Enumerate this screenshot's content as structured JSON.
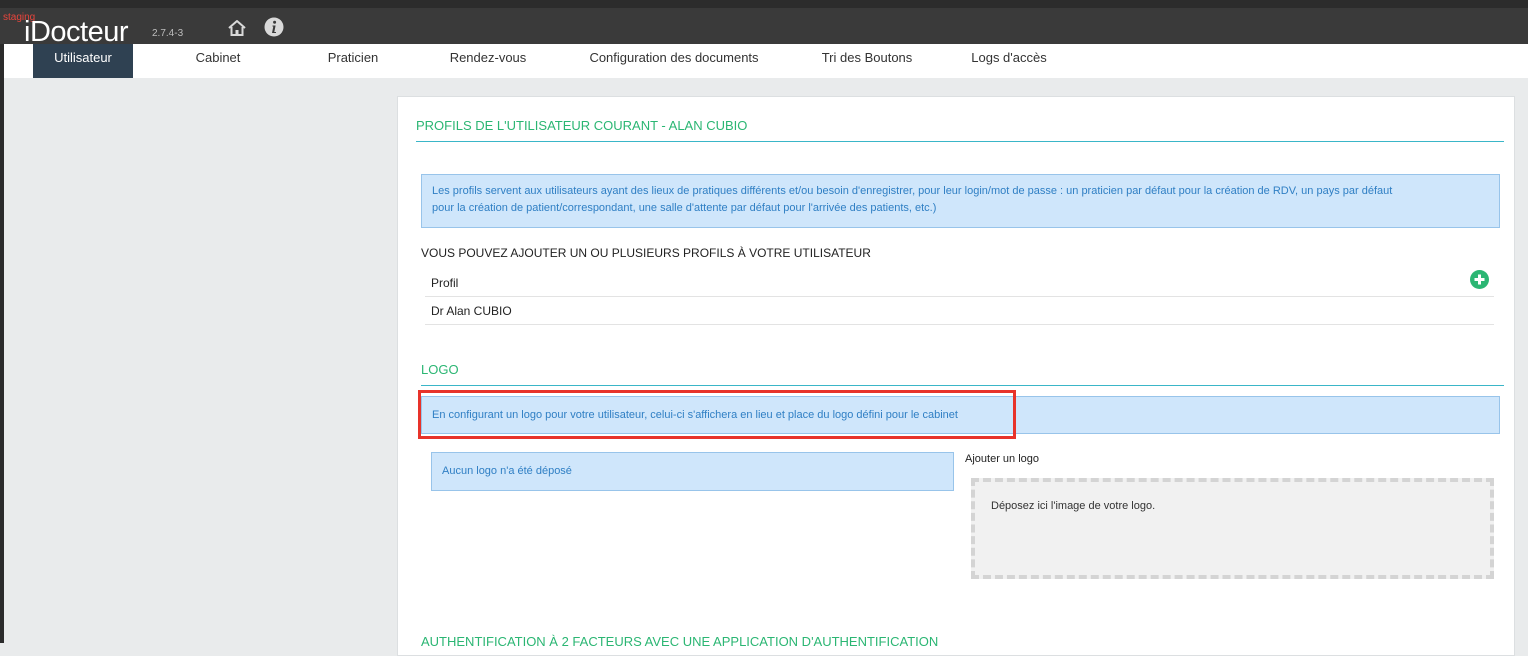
{
  "app": {
    "env_label": "staging",
    "brand": "iDocteur",
    "version": "2.7.4-3",
    "home_icon": "home-icon",
    "info_icon": "info-icon"
  },
  "tabs": [
    {
      "label": "Utilisateur",
      "active": true
    },
    {
      "label": "Cabinet"
    },
    {
      "label": "Praticien"
    },
    {
      "label": "Rendez-vous"
    },
    {
      "label": "Configuration des documents"
    },
    {
      "label": "Tri des Boutons"
    },
    {
      "label": "Logs d'accès"
    }
  ],
  "profiles": {
    "title": "PROFILS DE L'UTILISATEUR COURANT - ALAN CUBIO",
    "info_line1": "Les profils servent aux utilisateurs ayant des lieux de pratiques différents et/ou besoin d'enregistrer, pour leur login/mot de passe : un praticien par défaut pour la création de RDV, un pays par défaut",
    "info_line2": "pour la création de patient/correspondant, une salle d'attente par défaut pour l'arrivée des patients, etc.)",
    "add_heading": "VOUS POUVEZ AJOUTER UN OU PLUSIEURS PROFILS À VOTRE UTILISATEUR",
    "column_header": "Profil",
    "rows": [
      "Dr Alan CUBIO"
    ]
  },
  "logo": {
    "title": "LOGO",
    "info": "En configurant un logo pour votre utilisateur, celui-ci s'affichera en lieu et place du logo défini pour le cabinet",
    "no_logo": "Aucun logo n'a été déposé",
    "add_label": "Ajouter un logo",
    "dropzone_text": "Déposez ici l'image de votre logo."
  },
  "twofa": {
    "title": "AUTHENTIFICATION À 2 FACTEURS AVEC UNE APPLICATION D'AUTHENTIFICATION"
  },
  "colors": {
    "accent_green": "#2bb673",
    "tab_active": "#2f4152",
    "info_bg": "#cfe6fb",
    "highlight": "#e8332a"
  }
}
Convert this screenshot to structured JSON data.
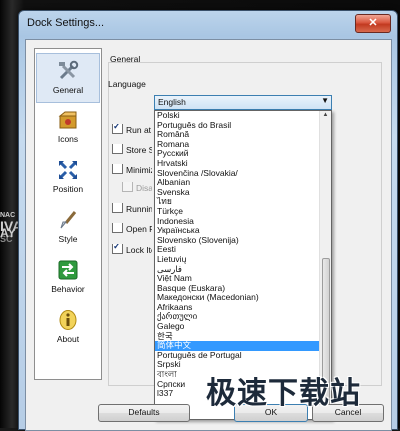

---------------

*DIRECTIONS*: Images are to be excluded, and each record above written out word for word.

*RESPONSE AREA*:
Enumerate this screenshot's content as structured JSON.
{
  "app": {
    "env_label": "staging",
    "brand": "iDocteur",
    "version": "2.7.4-3",
    "home_icon": "home-icon",
    "info_icon": "info-icon"
  },
  "tabs": [
    {
      "label": "Utilisateur",
      "active": true
    },
    {
      "label": "Cabinet"
    },
    {
      "label": "Praticien"
    },
    {
      "label": "Rendez-vous"
    },
    {
      "label": "Configuration des documents"
    },
    {
      "label": "Tri des Boutons"
    },
    {
      "label": "Logs d'accès"
    }
  ],
  "profiles": {
    "title": "PROFILS DE L'UTILISATEUR COURANT - ALAN CUBIO",
    "info_line1": "Les profils servent aux utilisateurs ayant des lieux de pratiques différents et/ou besoin d'enregistrer, pour leur login/mot de passe : un praticien par défaut pour la création de RDV, un pays par défaut",
    "info_line2": "pour la création de patient/correspondant, une salle d'attente par défaut pour l'arrivée des patients, etc.)",
    "add_heading": "VOUS POUVEZ AJOUTER UN OU PLUSIEURS PROFILS À VOTRE UTILISATEUR",
    "column_header": "Profil",
    "rows": [
      "Dr Alan CUBIO"
    ]
  },
  "logo": {
    "title": "LOGO",
    "info": "En configurant un logo pour votre utilisateur, celui-ci s'affichera en lieu et place du logo défini pour le cabinet",
    "no_logo": "Aucun logo n'a été déposé",
    "add_label": "Ajouter un logo",
    "dropzone_text": "Déposez ici l'image de votre logo."
  },
  "twofa": {
    "title": "AUTHENTIFICATION À 2 FACTEURS AVEC UNE APPLICATION D'AUTHENTIFICATION"
  },
  "colors": {
    "accent_green": "#2bb673",
    "tab_active": "#2f4152",
    "info_bg": "#cfe6fb",
    "highlight": "#e8332a"
  }
}
Convert this screenshot to structured JSON data.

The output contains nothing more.